In a district anchored by Fort Wayne, Brown started the race as the initial front-runner because she had the highest name recognition and a constituent base in Allen County. She was briefly on television but went dark recently.
Banks has been a steady presence on TV with two bio ads, which were reinforced by the positive Freedom Fund spot, and his campaign should benefit from the Club ad against Tom. Outside groups can coordinate with each other but not with the candidate or campaign committees. Tom started his television campaign well over a month ago and his name identification has grown from virtually zero to being a credible contender.
You can read an initial, baseline analysis of the race in the August 21 issue of The Rothenberg & Gonzales Political Report.
The race is an attractive target for outside groups because it is a single race — a primary for a safe Republican seat without a runoff — in a district with relatively inexpensive and efficient media markets. At least 80 percent of the voters receive Fort Wayne television while 15-20 percent are in the South Bend media market.
Tom’s allies are confident his profile as a political outsider will trump the rest of the field. But the equation is complicated by Banks’ support from outside groups that usually assist anti-establishment candidates.

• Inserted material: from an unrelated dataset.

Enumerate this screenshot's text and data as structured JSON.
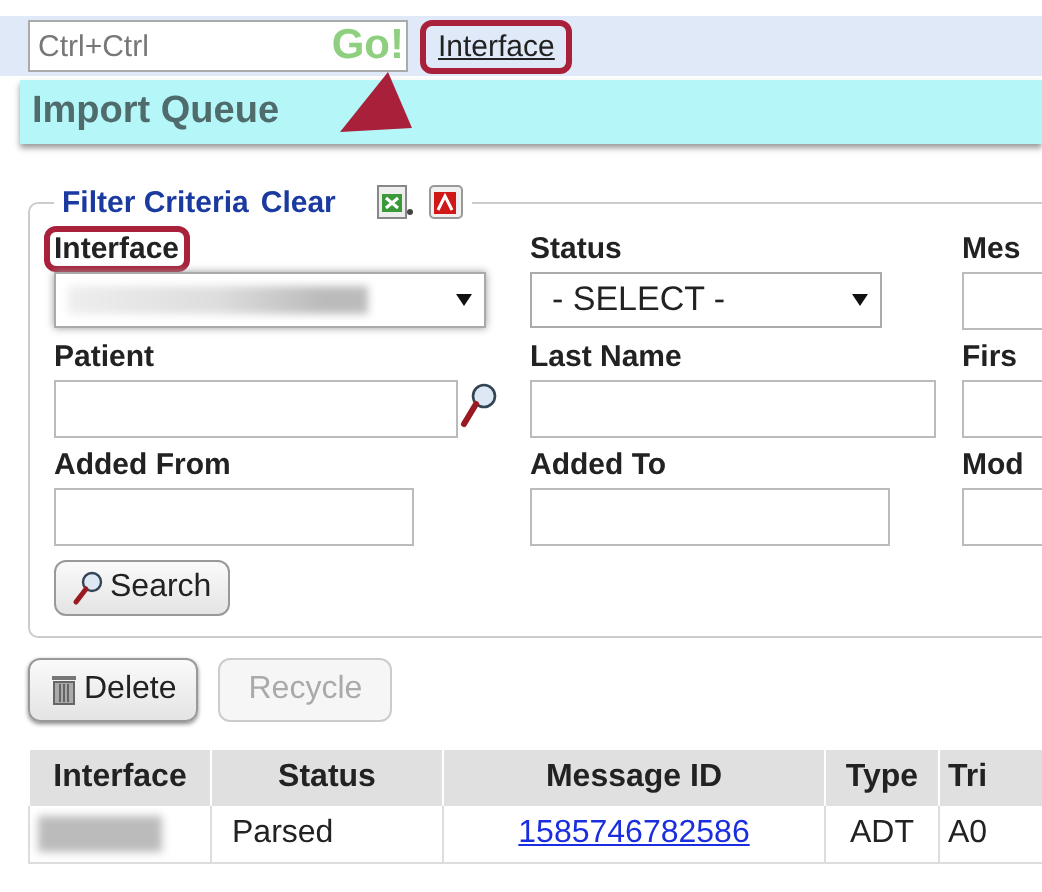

Banks’ allies also believe his military and national security profile is resonating more than Tom’s message as a farmer and outsider.
With two weeks before the primary, Banks looks like the front-runner, but Tom is a serious contender and there is a sizable chunk of undecided voters that could still impact the race.
Winning the GOP primary is tantamount to the general election in a district Mitt Romney carried with 63 percent in 2012.
Correction April 19, 9:30 a.m. | The original version of the story misstated when Galloway moved to Indiana.